A 54-year-old diabetic developed ischemia and subsequent gangrene of the toes on his left foot.
cool dry scally purple well demarcated plaques

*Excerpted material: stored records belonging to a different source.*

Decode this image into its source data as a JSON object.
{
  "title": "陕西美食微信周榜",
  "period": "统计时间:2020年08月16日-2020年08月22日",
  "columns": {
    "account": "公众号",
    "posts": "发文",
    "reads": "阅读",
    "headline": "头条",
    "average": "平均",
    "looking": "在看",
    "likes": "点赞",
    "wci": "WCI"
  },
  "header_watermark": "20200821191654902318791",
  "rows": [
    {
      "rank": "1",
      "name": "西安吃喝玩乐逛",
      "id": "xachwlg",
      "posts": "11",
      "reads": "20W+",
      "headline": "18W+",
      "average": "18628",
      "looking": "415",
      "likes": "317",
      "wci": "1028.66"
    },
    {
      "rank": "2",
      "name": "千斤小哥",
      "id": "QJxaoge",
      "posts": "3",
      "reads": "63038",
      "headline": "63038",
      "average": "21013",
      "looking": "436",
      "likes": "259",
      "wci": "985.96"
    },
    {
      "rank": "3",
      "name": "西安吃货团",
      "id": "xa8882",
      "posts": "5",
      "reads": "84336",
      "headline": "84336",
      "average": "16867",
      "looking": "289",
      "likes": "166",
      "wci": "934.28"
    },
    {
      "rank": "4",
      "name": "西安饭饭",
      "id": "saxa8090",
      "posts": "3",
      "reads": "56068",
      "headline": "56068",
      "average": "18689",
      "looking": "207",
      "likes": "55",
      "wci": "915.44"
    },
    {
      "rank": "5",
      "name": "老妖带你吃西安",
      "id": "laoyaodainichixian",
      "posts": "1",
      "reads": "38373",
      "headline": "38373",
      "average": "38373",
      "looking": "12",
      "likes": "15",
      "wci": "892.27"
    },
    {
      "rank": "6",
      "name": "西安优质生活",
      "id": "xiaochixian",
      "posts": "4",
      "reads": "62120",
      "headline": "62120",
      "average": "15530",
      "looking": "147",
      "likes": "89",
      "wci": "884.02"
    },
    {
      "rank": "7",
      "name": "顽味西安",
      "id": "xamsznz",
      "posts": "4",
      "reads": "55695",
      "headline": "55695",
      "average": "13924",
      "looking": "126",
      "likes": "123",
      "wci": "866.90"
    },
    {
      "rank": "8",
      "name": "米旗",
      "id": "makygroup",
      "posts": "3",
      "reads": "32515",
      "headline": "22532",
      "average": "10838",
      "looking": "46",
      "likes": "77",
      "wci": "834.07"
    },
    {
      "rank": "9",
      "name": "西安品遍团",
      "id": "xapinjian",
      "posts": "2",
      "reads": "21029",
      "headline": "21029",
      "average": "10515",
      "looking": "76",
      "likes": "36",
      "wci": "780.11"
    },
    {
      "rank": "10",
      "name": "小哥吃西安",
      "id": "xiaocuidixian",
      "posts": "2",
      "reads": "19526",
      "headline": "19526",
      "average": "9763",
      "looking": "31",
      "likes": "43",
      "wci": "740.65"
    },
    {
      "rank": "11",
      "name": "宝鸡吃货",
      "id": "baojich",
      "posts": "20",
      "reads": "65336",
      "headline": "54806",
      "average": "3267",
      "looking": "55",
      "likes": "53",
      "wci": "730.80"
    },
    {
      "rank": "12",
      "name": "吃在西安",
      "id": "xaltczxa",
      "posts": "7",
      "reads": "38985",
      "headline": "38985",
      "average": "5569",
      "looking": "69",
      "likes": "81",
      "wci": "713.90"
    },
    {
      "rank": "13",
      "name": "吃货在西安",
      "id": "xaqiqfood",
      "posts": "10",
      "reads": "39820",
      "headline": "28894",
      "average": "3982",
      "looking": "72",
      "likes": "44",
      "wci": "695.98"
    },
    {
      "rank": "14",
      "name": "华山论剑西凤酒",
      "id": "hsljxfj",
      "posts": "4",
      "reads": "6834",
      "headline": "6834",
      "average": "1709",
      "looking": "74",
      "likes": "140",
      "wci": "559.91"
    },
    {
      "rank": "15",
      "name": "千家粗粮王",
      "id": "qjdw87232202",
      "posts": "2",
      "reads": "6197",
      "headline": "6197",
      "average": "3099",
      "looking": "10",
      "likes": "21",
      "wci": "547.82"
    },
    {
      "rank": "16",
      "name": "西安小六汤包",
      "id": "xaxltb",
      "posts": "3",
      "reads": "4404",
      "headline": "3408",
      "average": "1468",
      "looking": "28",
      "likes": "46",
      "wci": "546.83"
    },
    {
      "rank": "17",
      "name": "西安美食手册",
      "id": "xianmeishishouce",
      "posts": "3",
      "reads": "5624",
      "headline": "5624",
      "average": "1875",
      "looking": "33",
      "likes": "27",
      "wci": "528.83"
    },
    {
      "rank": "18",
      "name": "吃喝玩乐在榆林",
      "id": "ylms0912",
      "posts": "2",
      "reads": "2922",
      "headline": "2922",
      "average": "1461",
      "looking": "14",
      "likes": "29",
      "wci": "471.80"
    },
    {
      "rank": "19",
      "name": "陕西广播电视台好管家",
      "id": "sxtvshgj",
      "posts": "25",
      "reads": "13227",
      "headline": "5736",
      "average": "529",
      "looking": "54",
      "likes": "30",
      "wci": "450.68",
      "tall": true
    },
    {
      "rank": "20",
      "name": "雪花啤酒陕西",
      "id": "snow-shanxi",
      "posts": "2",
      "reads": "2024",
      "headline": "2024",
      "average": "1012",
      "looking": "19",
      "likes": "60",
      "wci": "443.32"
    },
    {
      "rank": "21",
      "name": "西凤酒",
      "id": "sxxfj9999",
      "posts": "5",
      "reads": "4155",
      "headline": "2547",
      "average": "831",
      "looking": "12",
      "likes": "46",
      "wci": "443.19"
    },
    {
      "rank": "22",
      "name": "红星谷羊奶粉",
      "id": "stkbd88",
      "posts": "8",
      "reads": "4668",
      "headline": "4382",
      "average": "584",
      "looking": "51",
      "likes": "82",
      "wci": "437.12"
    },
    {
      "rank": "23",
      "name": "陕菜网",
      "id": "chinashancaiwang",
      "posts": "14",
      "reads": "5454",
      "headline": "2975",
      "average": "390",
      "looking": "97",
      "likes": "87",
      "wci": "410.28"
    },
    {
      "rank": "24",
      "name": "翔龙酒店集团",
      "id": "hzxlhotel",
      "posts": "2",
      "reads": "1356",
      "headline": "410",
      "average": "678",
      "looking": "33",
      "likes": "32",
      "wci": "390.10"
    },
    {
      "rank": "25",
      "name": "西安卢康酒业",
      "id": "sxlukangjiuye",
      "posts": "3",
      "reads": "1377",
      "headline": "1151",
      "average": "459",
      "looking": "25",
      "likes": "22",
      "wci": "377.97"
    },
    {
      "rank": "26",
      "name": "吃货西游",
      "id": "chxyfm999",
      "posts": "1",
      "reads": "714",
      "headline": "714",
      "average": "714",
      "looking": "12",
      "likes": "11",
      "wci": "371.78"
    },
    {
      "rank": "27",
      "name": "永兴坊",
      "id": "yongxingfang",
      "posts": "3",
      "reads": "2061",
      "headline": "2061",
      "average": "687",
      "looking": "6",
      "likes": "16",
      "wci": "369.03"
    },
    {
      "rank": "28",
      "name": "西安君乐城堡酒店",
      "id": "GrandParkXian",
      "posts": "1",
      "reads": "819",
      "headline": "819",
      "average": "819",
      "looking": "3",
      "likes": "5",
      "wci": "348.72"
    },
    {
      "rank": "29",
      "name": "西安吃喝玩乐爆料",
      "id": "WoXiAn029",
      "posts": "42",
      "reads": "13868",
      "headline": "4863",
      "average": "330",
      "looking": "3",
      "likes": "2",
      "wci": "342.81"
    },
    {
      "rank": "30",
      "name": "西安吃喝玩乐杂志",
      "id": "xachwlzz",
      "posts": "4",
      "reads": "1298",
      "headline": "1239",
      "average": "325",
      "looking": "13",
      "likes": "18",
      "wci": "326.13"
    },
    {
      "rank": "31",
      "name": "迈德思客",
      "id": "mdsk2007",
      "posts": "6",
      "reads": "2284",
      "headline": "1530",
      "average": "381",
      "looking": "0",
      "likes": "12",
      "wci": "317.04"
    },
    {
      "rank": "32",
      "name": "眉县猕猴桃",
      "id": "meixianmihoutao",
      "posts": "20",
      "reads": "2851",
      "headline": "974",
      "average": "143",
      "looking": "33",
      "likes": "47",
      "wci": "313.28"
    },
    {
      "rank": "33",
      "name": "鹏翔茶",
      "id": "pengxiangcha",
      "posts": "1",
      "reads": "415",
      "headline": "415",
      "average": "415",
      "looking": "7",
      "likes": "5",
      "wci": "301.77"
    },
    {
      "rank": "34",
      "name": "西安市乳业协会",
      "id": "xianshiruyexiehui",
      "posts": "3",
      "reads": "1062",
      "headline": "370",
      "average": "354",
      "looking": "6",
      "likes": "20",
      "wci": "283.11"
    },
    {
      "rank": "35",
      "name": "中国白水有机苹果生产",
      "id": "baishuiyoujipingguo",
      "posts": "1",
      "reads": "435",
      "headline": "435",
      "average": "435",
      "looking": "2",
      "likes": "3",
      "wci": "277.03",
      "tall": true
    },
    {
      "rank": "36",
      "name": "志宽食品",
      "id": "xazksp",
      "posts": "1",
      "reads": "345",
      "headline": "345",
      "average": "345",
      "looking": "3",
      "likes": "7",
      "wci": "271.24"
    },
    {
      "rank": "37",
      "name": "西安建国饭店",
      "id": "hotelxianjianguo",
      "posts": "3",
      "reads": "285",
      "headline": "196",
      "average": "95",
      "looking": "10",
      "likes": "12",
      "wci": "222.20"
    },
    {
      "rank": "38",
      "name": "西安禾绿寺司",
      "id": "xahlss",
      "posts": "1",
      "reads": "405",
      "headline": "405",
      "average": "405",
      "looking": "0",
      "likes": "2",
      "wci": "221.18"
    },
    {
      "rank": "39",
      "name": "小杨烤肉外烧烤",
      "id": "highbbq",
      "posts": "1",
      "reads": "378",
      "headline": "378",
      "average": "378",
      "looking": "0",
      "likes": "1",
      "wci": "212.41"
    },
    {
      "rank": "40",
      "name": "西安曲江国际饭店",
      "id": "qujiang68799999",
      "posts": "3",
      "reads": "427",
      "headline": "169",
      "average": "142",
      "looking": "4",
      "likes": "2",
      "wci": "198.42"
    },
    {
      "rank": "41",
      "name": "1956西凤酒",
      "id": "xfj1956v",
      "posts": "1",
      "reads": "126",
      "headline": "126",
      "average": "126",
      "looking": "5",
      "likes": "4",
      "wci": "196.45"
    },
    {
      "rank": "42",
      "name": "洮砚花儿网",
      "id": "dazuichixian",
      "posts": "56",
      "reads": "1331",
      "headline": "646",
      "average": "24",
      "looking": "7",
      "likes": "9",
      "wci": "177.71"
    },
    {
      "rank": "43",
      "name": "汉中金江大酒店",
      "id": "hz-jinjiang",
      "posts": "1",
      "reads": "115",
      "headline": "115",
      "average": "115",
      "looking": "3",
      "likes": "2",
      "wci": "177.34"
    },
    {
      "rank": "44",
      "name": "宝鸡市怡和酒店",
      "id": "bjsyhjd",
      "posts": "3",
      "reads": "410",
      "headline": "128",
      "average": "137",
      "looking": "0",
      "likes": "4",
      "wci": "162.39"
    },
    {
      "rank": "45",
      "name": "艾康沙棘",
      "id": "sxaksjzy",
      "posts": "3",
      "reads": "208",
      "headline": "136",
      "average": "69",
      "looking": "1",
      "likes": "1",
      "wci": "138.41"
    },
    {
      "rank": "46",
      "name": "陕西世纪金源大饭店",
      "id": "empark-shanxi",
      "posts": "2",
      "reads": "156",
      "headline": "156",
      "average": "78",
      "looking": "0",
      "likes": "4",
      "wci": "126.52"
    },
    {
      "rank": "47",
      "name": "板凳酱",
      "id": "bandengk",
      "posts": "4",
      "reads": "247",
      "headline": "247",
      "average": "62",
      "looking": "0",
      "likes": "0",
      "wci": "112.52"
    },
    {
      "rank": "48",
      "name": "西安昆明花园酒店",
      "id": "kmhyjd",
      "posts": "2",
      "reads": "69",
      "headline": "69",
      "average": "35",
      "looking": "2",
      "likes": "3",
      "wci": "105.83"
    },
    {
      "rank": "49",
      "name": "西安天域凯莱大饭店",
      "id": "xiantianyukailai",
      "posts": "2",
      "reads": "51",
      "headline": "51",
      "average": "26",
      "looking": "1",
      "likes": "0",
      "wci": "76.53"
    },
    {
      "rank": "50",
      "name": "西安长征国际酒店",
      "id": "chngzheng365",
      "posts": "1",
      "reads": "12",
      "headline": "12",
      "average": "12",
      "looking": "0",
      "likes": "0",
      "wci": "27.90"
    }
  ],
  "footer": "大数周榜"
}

Middle-aged man with dry gangrene due in part to both polycythemia vera and severe peripheral vascular disease. Two types of gangrene exist, dry and wet gangrene. Dry gangrene is due to tissue ischemia. Many diverse etiologies exist including acute arterial blood clot, arteriosclerosis, and Buerger’s disease. Dry gangrene generally produces cool, dry, and discolored appendages with no oozing fluid or pus. In contrast, wet gangrene often produces an oozing fluid or pus. Wet gangrene results from an untreated (or inadequately treated) infection at a site where the local blood supply has been significantly reduced or stopped by tissue swelling, bacterial toxins, and/or local gas production. If left untreated, gas gangrene may result in sepsis and death within a few hours or days.